## RECORDS SUPPLIED
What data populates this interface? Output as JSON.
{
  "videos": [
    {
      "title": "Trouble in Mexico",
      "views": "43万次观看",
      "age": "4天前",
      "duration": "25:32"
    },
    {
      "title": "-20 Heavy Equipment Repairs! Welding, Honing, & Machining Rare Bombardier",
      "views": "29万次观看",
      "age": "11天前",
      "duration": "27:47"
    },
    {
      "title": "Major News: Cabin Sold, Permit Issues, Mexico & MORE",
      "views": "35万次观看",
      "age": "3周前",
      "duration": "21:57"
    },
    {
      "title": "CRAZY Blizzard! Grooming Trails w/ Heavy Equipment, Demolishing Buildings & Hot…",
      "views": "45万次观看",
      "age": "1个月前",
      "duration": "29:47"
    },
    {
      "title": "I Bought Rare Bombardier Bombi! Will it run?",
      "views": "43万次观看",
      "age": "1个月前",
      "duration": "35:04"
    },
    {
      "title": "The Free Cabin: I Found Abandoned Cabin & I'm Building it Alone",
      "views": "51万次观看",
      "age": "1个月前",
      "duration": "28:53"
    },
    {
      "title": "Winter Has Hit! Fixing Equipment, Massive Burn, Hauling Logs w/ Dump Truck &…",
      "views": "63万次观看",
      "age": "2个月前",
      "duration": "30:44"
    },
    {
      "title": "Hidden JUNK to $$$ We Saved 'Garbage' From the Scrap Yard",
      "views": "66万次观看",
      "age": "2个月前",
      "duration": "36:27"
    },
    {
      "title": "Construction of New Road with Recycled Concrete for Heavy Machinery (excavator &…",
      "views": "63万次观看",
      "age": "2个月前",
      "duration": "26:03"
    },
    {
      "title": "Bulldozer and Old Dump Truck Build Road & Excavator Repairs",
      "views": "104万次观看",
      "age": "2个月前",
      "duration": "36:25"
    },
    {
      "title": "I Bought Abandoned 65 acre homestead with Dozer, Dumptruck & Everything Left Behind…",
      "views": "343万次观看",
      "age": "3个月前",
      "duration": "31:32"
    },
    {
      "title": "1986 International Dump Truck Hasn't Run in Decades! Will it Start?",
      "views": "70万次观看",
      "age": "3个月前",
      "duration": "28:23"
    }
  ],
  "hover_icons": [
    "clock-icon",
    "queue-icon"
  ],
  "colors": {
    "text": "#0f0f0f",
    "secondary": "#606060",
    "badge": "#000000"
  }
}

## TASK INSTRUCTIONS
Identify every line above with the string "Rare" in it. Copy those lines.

## RESPONSE TO THE TASK
      "title": "-20 Heavy Equipment Repairs! Welding, Honing, & Machining Rare Bombardier",
      "title": "I Bought Rare Bombardier Bombi! Will it run?",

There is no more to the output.